Mac - Doesn't allow me to name files with the same name when using a different case. Seems a little weird, since Fred.text and fred.text are different in Unix land. The GUI presents programs as a single file, but there is some sort of 'packaging' going on. TextPad for example is really a directory name, with other stuff in it. Nested inside the directory is the actual binary. I'm sure there is a name for it, but I'm too much the newbie to the OS to know right now.
Mac OS like Windows and AmigaOS uses a case preseerving but case-insensitive file system. I prefer it to case sensitive file systems, since I think it is more confusing than helpful to have filenames that differ only by case. This can cause problems though.

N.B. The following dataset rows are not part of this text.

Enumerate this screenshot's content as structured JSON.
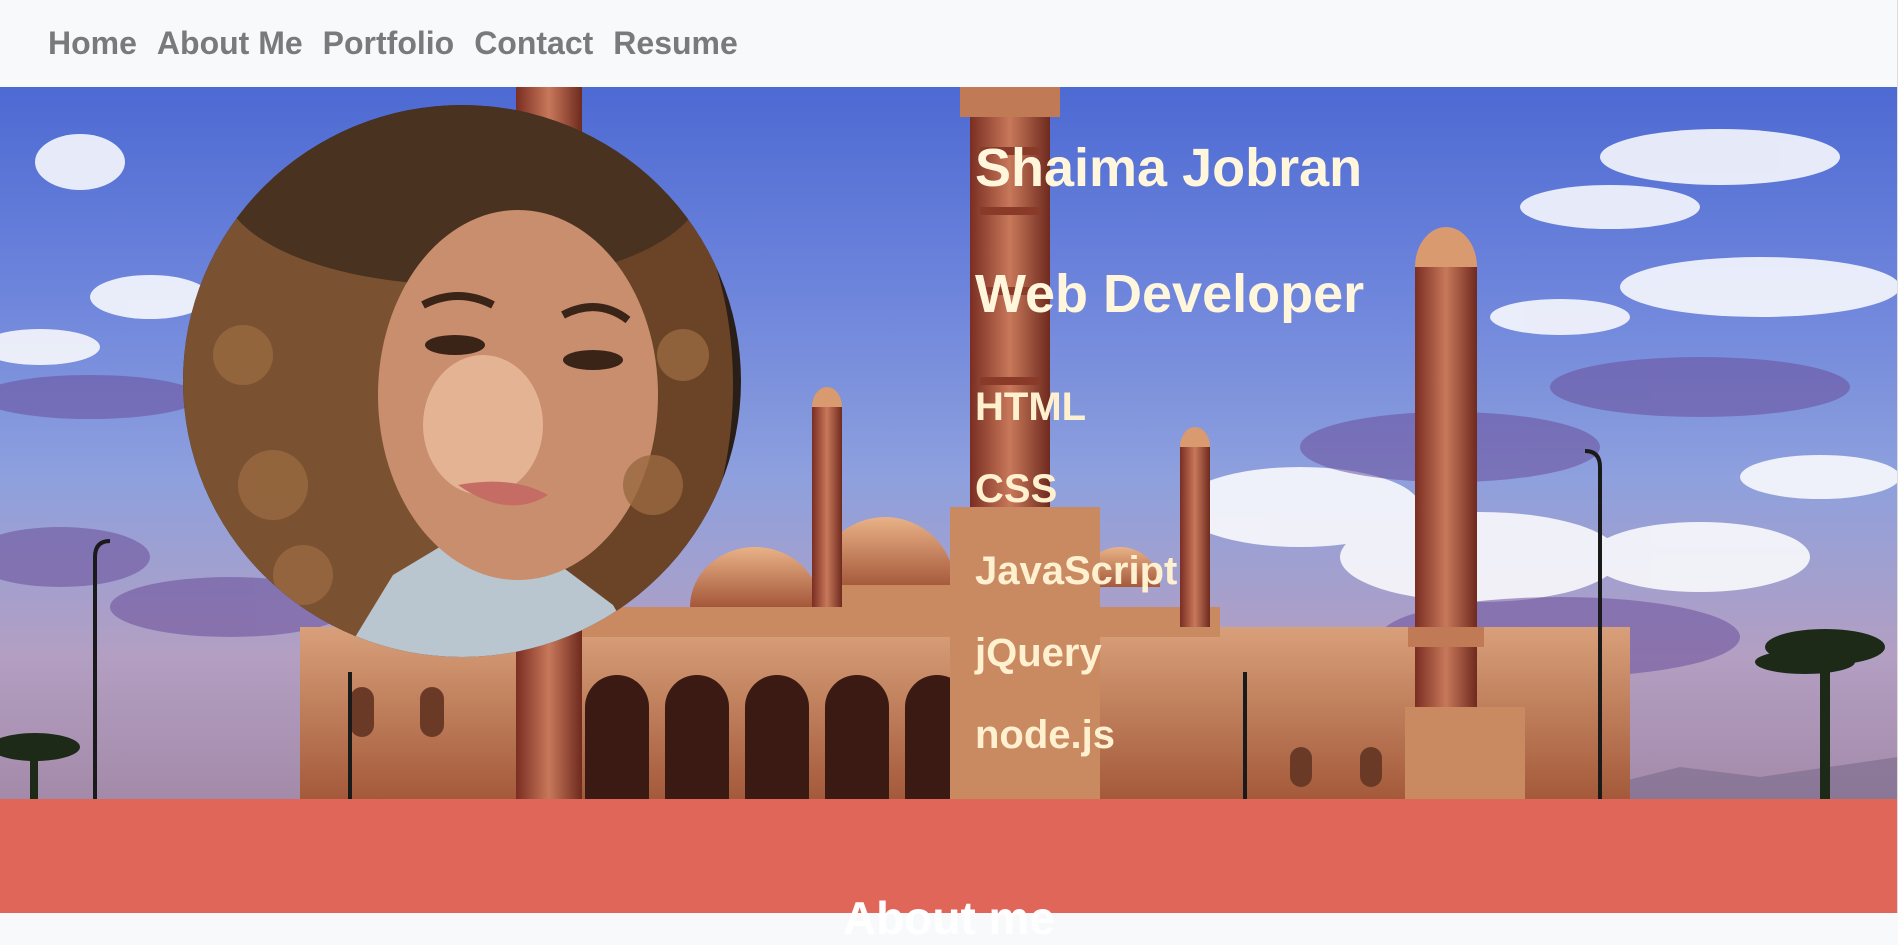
{
  "nav": {
    "items": [
      {
        "label": "Home"
      },
      {
        "label": "About Me"
      },
      {
        "label": "Portfolio"
      },
      {
        "label": "Contact"
      },
      {
        "label": "Resume"
      }
    ]
  },
  "hero": {
    "name": "Shaima Jobran",
    "role": "Web Developer",
    "skills": [
      "HTML",
      "CSS",
      "JavaScript",
      "jQuery",
      "node.js"
    ],
    "background_description_icon": "mosque-skyline-image",
    "portrait_icon": "profile-photo"
  },
  "about": {
    "title": "About me"
  },
  "colors": {
    "nav_bg": "#f8f9fa",
    "nav_text": "#7a7a7a",
    "hero_text": "#fff6dc",
    "about_bg": "#e0665a"
  }
}
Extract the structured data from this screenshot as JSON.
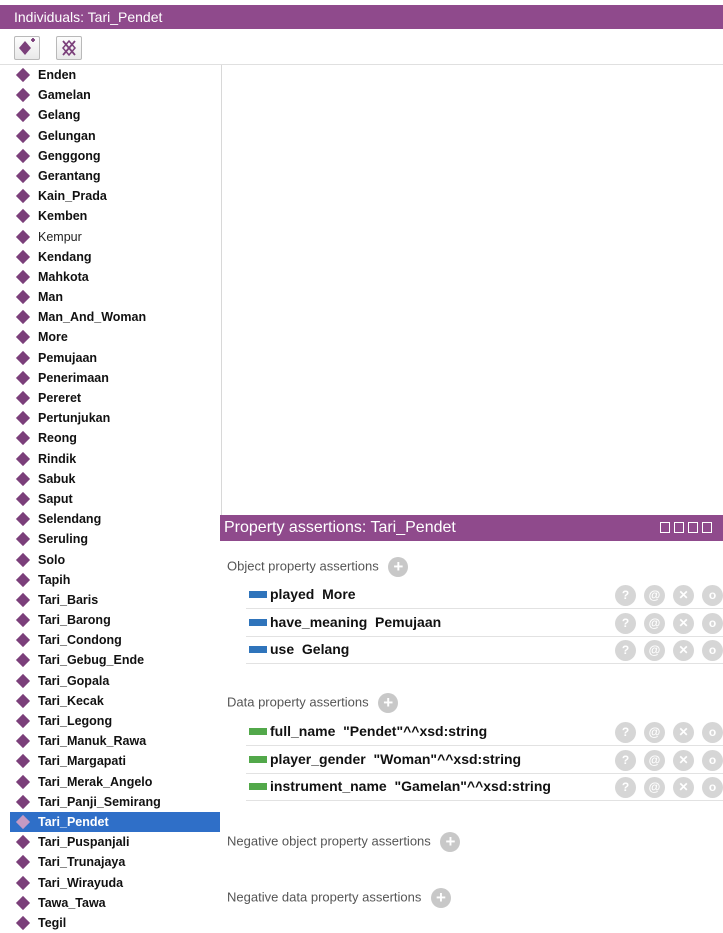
{
  "individuals_panel": {
    "title": "Individuals: Tari_Pendet",
    "toolbar": {
      "add_icon": "add-individual-icon",
      "delete_icon": "delete-individual-icon"
    },
    "items": [
      {
        "label": "Enden"
      },
      {
        "label": "Gamelan"
      },
      {
        "label": "Gelang"
      },
      {
        "label": "Gelungan"
      },
      {
        "label": "Genggong"
      },
      {
        "label": "Gerantang"
      },
      {
        "label": "Kain_Prada"
      },
      {
        "label": "Kemben"
      },
      {
        "label": "Kempur",
        "style": "normal"
      },
      {
        "label": "Kendang"
      },
      {
        "label": "Mahkota"
      },
      {
        "label": "Man"
      },
      {
        "label": "Man_And_Woman"
      },
      {
        "label": "More"
      },
      {
        "label": "Pemujaan"
      },
      {
        "label": "Penerimaan"
      },
      {
        "label": "Pereret"
      },
      {
        "label": "Pertunjukan"
      },
      {
        "label": "Reong"
      },
      {
        "label": "Rindik"
      },
      {
        "label": "Sabuk"
      },
      {
        "label": "Saput"
      },
      {
        "label": "Selendang"
      },
      {
        "label": "Seruling"
      },
      {
        "label": "Solo"
      },
      {
        "label": "Tapih"
      },
      {
        "label": "Tari_Baris"
      },
      {
        "label": "Tari_Barong"
      },
      {
        "label": "Tari_Condong"
      },
      {
        "label": "Tari_Gebug_Ende"
      },
      {
        "label": "Tari_Gopala"
      },
      {
        "label": "Tari_Kecak"
      },
      {
        "label": "Tari_Legong"
      },
      {
        "label": "Tari_Manuk_Rawa"
      },
      {
        "label": "Tari_Margapati"
      },
      {
        "label": "Tari_Merak_Angelo"
      },
      {
        "label": "Tari_Panji_Semirang"
      },
      {
        "label": "Tari_Pendet",
        "selected": true
      },
      {
        "label": "Tari_Puspanjali"
      },
      {
        "label": "Tari_Trunajaya"
      },
      {
        "label": "Tari_Wirayuda"
      },
      {
        "label": "Tawa_Tawa"
      },
      {
        "label": "Tegil"
      }
    ]
  },
  "property_panel": {
    "title": "Property assertions: Tari_Pendet",
    "sections": {
      "object": {
        "label": "Object property assertions",
        "rows": [
          {
            "property": "played",
            "value": "More"
          },
          {
            "property": "have_meaning",
            "value": "Pemujaan"
          },
          {
            "property": "use",
            "value": "Gelang"
          }
        ]
      },
      "data": {
        "label": "Data property assertions",
        "rows": [
          {
            "property": "full_name",
            "value": "\"Pendet\"^^xsd:string"
          },
          {
            "property": "player_gender",
            "value": "\"Woman\"^^xsd:string"
          },
          {
            "property": "instrument_name",
            "value": "\"Gamelan\"^^xsd:string"
          }
        ]
      },
      "neg_object": {
        "label": "Negative object property assertions"
      },
      "neg_data": {
        "label": "Negative data property assertions"
      }
    },
    "row_buttons": {
      "help": "?",
      "annotate": "@",
      "delete": "✕",
      "edit": "o"
    },
    "colors": {
      "header": "#8f4a8c",
      "object_property": "#2f74bb",
      "data_property": "#52a84a",
      "selection": "#2f6fc8"
    }
  }
}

The 'package' concept is where the Mac is brilliantly superior to other OS's. It is only the Mac GUI - the Finder - that by convention doesn't recurse into package contents unless explicitly told to (context menu 'Show package contents'). The package concept makes application installation a trivial drag and drop application, and complex documents containing many files can be treated as a single entity. In the old days there was a special attribute set on the folder to say "this is a package", now OS X can just recognize a specific directory layout as being a 'package', so once again they use a simple technique that doesn't require any new interface to manipulate special bits... simply recognizing the layout makes packages easier to deal with most of the time.
BeOS - Had a journaled filesystem capable of handling 64 Terabytes IIRC. How cool was that?

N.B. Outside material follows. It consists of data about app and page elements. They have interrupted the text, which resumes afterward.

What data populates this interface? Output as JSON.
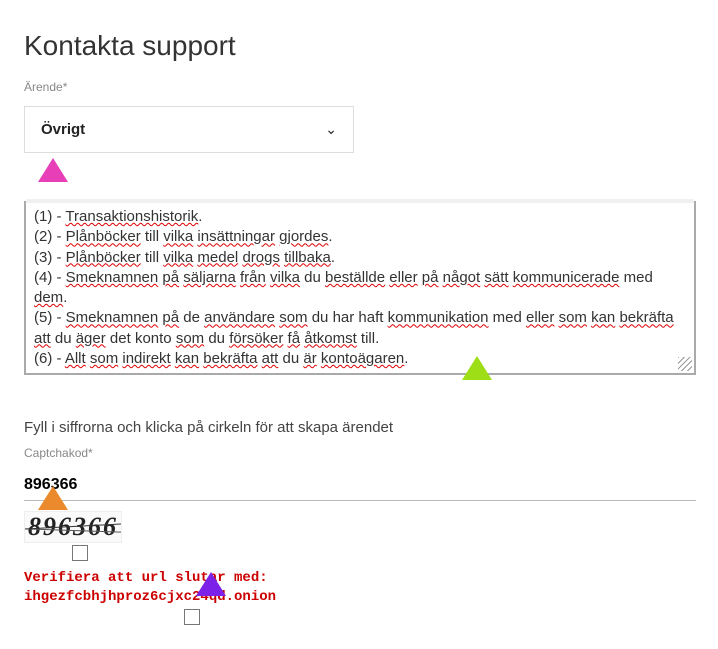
{
  "title": "Kontakta support",
  "subject": {
    "label": "Ärende*",
    "value": "Övrigt"
  },
  "message": {
    "lines": [
      {
        "prefix": "(1) - ",
        "words": [
          [
            "Transaktionshistorik",
            true
          ]
        ],
        "suffix": "."
      },
      {
        "prefix": "(2) - ",
        "words": [
          [
            "Plånböcker",
            true
          ],
          [
            " till ",
            false
          ],
          [
            "vilka",
            true
          ],
          [
            " ",
            false
          ],
          [
            "insättningar",
            true
          ],
          [
            " ",
            false
          ],
          [
            "gjordes",
            true
          ]
        ],
        "suffix": "."
      },
      {
        "prefix": "(3) - ",
        "words": [
          [
            "Plånböcker",
            true
          ],
          [
            " till ",
            false
          ],
          [
            "vilka",
            true
          ],
          [
            " ",
            false
          ],
          [
            "medel",
            true
          ],
          [
            " ",
            false
          ],
          [
            "drogs",
            true
          ],
          [
            " ",
            false
          ],
          [
            "tillbaka",
            true
          ]
        ],
        "suffix": "."
      },
      {
        "prefix": "(4) - ",
        "words": [
          [
            "Smeknamnen",
            true
          ],
          [
            " ",
            false
          ],
          [
            "på",
            true
          ],
          [
            " ",
            false
          ],
          [
            "säljarna",
            true
          ],
          [
            " ",
            false
          ],
          [
            "från",
            true
          ],
          [
            " ",
            false
          ],
          [
            "vilka",
            true
          ],
          [
            " du ",
            false
          ],
          [
            "beställde",
            true
          ],
          [
            " ",
            false
          ],
          [
            "eller",
            true
          ],
          [
            " ",
            false
          ],
          [
            "på",
            true
          ],
          [
            " ",
            false
          ],
          [
            "något",
            true
          ],
          [
            " ",
            false
          ],
          [
            "sätt",
            true
          ],
          [
            " ",
            false
          ],
          [
            "kommunicerade",
            true
          ],
          [
            " med ",
            false
          ],
          [
            "dem",
            true
          ]
        ],
        "suffix": "."
      },
      {
        "prefix": "(5) - ",
        "words": [
          [
            "Smeknamnen",
            true
          ],
          [
            " ",
            false
          ],
          [
            "på",
            true
          ],
          [
            " de ",
            false
          ],
          [
            "användare",
            true
          ],
          [
            " ",
            false
          ],
          [
            "som",
            true
          ],
          [
            " du ",
            false
          ],
          [
            "har haft",
            false
          ],
          [
            " ",
            false
          ],
          [
            "kommunikation",
            true
          ],
          [
            " med ",
            false
          ],
          [
            "eller",
            true
          ],
          [
            " ",
            false
          ],
          [
            "som",
            true
          ],
          [
            " ",
            false
          ],
          [
            "kan",
            true
          ],
          [
            " ",
            false
          ],
          [
            "bekräfta",
            true
          ],
          [
            " ",
            false
          ],
          [
            "att",
            true
          ],
          [
            " du ",
            false
          ],
          [
            "äger",
            true
          ],
          [
            " ",
            false
          ],
          [
            "det konto",
            false
          ],
          [
            " ",
            false
          ],
          [
            "som",
            true
          ],
          [
            " du ",
            false
          ],
          [
            "försöker",
            true
          ],
          [
            " ",
            false
          ],
          [
            "få",
            true
          ],
          [
            " ",
            false
          ],
          [
            "åtkomst",
            true
          ],
          [
            " till",
            false
          ]
        ],
        "suffix": "."
      },
      {
        "prefix": "(6) - ",
        "words": [
          [
            "Allt",
            true
          ],
          [
            " ",
            false
          ],
          [
            "som",
            true
          ],
          [
            " ",
            false
          ],
          [
            "indirekt",
            true
          ],
          [
            " ",
            false
          ],
          [
            "kan",
            true
          ],
          [
            " ",
            false
          ],
          [
            "bekräfta",
            true
          ],
          [
            " ",
            false
          ],
          [
            "att",
            true
          ],
          [
            " du ",
            false
          ],
          [
            "är",
            true
          ],
          [
            " ",
            false
          ],
          [
            "kontoägaren",
            true
          ]
        ],
        "suffix": "."
      }
    ]
  },
  "instruction": "Fyll i siffrorna och klicka på cirkeln för att skapa ärendet",
  "captcha": {
    "label": "Captchakod*",
    "value": "896366",
    "image_text": "896366"
  },
  "verify": {
    "line1": "Verifiera att url slutar med:",
    "line2": "ihgezfcbhjhproz6cjxc24qd.onion"
  }
}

It's cool, but Windows and Mac also use journaled filesystems by default, and most modern Linux systems are the same. I'm not sure where the limits are in terms of partition size.
Amiga - Had a 'pairing' scheme, where anything you wanted to run from the GUI (pre OS2.x) had to have an associated icon file. If you had myprogram, then you needed to have myprogram.icon. The icon files contained image data but later contained meta data as well. You could run the executable from the command line, whether it was a GUI app or not.
Old windows 3.1 stuff used a similar concept that is still supported today for legacy stuff. I think it was .pif files.
Blah^3 wrote that the Mac can have files with almost any character in the name. The Amiga also had this ability. The backwards DOS/Windows stuff kept it away from most users still to this day. It's been 20 years and we still have the artificial limitation on what characters are allowed in filenames in the worlds most popular OS. Sad. I'm not sure if Linux can handle anything like it either.
There is no good reason to restrict what characters are allowed in a filename. Simple escaping rules can allow path separator characters and the like to not hold special meaning. If this were implemented from scratch today, perhaps the rules for escaping characters in URLs would be the way to go.
Don't get me started on the arcane and ludicrous concept of "drive letters" that Windos is still forcing on users decades after better systems were introduced by Atari, Amiga, and Mac, not to mention the single rooted filesystem of the unix world. Microsoft is directly responsible for keeping general computing in the dark ages. All because they want to be backwards compatible with DOS - the boat anchor that brings down the whole OS.
I much prefer the way Mac moves forward and knows when it is time to simply not be backward compatible with something that puts such severe limits on progress.